Ohio State medical students are providing a number of services, including childcare, to individuals in need during the COVID-19 outbreak.

The response was not what she expected.

Like her fellow Ohio State medical students, Morgan Amigo found out last week that her clinical rotations — when med students shadow physicians at teaching hospitals — would be suspended because of the coronavirus (COVID-19) outbreak.

So Amigo, a third-year medical student, sent out a tweet offering babysitting services to health care professionals. After all, many physicians, nurses and other health care workers at Ohio State’s Wexner Medical Center and other hospitals throughout Columbus were not only working longer hours but had children whose schools and day cares were closed.

“We need as many doctors and nurses on the frontlines as possible,” Amigo said. “So I offered up my time to babysit and the response was incredible.”

Immediately many of Amigo’s classmates reached to her with a desire to do the same. Fellow third years Ellen Lubbers, ’19 PhD, Renata Reuenthal, and first-year med student Ben Dralle started to organize a plan for volunteers to help those in need. They created a Google doc to collect names for volunteers and those seeking help, which they promoted to social media channels.

In the first 24 hours, 50 families reached out for childcare. By Wednesday morning, more than 100 Ohio State medical, nursing and pre-med students signed up to volunteer to help nearly 90 health care professionals who had requested help.

By Tuesday morning, Amigo’s initial tweet had been seen by more than 250,000 people and Dralle’s tweet with the Google document had been seen by more than 60,000. Those messages caught the eyes of medical students across the globe. Other students from across the nation and as far as Ireland and Australia reached out for advice on how to coordinate their own volunteer effort.

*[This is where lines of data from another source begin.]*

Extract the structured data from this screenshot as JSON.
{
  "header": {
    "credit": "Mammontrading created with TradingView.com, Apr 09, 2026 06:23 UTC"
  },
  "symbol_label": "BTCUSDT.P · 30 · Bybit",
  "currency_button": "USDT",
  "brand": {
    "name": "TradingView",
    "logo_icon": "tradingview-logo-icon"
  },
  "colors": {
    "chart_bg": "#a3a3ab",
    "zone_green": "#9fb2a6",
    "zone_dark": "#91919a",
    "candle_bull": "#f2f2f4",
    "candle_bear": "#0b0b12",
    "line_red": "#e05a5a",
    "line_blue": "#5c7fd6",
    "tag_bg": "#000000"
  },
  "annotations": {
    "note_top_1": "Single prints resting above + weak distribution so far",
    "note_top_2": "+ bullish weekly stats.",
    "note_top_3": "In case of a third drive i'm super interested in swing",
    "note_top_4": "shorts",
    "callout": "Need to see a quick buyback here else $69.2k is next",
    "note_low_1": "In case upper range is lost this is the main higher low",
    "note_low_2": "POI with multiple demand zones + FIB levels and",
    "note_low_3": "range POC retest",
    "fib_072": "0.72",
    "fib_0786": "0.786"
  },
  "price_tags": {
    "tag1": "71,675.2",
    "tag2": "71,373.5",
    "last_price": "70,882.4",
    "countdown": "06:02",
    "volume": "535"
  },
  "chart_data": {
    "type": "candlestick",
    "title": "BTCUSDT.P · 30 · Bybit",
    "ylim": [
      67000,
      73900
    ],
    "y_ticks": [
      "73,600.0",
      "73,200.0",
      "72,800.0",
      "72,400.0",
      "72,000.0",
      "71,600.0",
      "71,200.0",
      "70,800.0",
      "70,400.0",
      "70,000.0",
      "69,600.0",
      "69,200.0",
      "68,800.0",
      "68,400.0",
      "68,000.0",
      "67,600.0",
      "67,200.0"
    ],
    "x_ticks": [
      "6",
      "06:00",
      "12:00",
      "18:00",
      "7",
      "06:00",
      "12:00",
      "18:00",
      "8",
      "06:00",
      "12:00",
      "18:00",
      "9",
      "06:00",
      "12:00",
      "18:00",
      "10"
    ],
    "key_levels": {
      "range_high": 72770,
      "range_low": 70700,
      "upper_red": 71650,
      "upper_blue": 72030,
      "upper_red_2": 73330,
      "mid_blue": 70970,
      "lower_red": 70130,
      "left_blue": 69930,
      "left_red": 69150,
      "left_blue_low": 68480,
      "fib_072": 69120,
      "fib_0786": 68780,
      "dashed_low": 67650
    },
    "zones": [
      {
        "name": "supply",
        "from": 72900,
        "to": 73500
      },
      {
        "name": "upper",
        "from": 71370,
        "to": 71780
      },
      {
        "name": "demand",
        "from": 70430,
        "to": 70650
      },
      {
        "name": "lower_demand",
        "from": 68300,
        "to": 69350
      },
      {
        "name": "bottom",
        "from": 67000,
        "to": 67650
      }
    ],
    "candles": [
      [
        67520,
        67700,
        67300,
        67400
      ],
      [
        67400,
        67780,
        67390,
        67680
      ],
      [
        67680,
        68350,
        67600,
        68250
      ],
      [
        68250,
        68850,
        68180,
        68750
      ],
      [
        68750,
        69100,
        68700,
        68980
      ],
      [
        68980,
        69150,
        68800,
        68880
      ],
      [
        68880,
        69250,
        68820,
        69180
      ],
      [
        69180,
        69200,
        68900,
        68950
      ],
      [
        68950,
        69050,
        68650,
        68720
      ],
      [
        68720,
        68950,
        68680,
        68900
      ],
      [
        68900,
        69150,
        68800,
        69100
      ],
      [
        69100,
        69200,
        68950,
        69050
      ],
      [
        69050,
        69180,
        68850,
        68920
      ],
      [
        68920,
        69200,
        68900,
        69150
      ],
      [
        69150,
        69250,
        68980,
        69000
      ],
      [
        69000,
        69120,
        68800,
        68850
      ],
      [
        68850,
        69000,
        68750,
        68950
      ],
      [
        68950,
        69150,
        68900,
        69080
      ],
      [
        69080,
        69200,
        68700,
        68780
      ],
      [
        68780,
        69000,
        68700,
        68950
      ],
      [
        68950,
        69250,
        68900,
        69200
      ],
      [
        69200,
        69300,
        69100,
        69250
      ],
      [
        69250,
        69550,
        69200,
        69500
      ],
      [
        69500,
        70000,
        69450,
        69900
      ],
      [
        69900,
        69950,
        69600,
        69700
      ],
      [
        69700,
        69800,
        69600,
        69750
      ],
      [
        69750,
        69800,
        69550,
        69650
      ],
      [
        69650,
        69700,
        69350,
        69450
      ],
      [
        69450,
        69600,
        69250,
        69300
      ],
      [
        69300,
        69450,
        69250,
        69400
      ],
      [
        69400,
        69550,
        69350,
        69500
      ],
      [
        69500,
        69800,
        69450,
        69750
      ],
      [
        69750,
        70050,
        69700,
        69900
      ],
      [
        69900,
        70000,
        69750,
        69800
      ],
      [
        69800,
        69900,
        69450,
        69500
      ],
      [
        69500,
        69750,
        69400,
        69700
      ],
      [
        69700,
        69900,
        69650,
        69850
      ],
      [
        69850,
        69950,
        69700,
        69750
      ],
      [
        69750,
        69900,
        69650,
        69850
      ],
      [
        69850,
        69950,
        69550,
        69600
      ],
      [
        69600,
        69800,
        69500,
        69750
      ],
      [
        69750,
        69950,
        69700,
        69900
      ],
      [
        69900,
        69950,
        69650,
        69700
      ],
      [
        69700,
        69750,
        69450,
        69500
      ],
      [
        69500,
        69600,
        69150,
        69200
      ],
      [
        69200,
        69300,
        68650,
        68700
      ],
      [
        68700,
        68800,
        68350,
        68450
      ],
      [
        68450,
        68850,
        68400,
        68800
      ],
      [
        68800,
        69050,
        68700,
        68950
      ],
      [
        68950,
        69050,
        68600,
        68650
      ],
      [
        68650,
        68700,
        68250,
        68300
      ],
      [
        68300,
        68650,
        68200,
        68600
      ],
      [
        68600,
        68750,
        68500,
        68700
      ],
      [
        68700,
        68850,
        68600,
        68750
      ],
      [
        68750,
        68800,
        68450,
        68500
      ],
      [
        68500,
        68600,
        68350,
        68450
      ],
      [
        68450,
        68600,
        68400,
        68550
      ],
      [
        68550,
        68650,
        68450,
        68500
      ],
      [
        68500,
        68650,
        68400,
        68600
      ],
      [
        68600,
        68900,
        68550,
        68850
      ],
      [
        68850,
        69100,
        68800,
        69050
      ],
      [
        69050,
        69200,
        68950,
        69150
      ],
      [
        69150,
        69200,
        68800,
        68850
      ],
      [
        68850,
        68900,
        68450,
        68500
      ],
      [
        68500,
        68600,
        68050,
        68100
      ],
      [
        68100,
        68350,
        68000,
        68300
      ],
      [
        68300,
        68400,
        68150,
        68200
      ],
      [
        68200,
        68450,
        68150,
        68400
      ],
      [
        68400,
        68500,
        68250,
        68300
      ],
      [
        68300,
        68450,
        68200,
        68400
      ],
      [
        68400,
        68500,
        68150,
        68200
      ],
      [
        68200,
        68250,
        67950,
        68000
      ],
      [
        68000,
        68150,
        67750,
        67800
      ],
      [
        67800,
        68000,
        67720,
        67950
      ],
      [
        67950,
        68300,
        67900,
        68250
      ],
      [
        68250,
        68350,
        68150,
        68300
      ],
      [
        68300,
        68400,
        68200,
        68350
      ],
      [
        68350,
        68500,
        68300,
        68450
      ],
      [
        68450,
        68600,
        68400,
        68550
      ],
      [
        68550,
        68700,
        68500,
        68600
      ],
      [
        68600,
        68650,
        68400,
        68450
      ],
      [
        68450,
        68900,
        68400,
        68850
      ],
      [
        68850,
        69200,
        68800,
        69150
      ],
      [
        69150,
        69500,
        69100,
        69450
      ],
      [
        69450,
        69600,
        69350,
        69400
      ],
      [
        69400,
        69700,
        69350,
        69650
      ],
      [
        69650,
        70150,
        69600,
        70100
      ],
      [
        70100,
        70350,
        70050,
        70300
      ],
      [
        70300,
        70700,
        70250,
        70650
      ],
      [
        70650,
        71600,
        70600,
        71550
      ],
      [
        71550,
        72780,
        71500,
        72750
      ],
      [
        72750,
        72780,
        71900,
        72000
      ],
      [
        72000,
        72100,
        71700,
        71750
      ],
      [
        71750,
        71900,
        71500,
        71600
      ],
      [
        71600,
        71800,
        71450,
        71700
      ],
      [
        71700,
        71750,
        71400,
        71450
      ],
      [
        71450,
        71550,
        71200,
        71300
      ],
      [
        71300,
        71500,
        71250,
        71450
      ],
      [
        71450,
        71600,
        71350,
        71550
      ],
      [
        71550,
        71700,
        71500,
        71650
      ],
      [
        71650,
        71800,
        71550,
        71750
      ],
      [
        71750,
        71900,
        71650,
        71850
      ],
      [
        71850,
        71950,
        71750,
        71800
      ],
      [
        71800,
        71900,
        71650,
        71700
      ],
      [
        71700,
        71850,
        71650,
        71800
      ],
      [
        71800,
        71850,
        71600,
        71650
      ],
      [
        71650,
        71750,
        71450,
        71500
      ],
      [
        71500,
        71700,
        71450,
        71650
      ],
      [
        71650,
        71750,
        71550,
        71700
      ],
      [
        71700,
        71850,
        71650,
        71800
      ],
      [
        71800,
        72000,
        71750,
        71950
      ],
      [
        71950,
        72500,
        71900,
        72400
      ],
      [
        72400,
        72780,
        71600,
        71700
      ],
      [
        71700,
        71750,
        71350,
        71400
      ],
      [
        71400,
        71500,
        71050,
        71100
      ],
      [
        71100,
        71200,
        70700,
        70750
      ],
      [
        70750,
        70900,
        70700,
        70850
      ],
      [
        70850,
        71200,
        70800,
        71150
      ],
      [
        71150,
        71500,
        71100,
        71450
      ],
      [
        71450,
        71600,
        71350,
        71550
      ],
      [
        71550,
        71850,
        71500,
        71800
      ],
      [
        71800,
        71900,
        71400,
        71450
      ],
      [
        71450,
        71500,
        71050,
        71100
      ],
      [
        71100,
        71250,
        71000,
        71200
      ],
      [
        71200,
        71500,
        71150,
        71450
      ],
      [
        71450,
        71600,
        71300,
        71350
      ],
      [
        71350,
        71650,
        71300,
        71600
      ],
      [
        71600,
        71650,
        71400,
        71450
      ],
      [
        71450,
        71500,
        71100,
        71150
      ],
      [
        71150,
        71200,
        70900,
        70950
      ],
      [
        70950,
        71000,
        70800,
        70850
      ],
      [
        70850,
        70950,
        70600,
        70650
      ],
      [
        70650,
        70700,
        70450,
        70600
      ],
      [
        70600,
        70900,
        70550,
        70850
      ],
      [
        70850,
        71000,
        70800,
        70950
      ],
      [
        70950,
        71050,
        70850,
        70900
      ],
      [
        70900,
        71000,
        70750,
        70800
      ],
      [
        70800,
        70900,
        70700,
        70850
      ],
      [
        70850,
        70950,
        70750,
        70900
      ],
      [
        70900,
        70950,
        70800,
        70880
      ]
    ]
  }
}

“We were not expecting this but we’re so thrilled to be part of it,” Amigo said. “All of us are in medicine because we feel we were called to serve. And we found an avenue to do that without actually being in the hospitals.

“It also says something about our university. Buckeyes have a strong bond to start with — you can go all over the world and meet Buckeyes. But being here together and witnessing what is going on here and in Ohio, people have come together. We need that positivity, we need that support.”

The group is now using the Juggle app to coordinate volunteers and requests, which have come from the Wexner Medical Center, Ohio Health, Nationwide Children’s Hospital and Mount Carmel Health.

“It’s pretty clear there’s an unmet need for these families and I’m so proud of our community,” Lubbers said. “Ohio State has a reputation of being very collegial and a good group of people in the medical school. It shows over and over again. When there’s a need, someone will step up.”

Lubbers said medical students are also volunteering for Meals on Wheels, screening patients at hospitals and working in call centers.

Dralle, who is from Iowa, said that community feeling, exemplified through this effort, is why he chose Ohio State for medical school.

“When I was here on my interview day it felt like home,” said Dralle, who has been babysitting for a cardiology fellow. “I’ve had so many experiences that have confirmed that. Ohio State and Columbus in general, it feels like one family. And then something like this happens and life gets crazy and it’s like the family got even tighter.”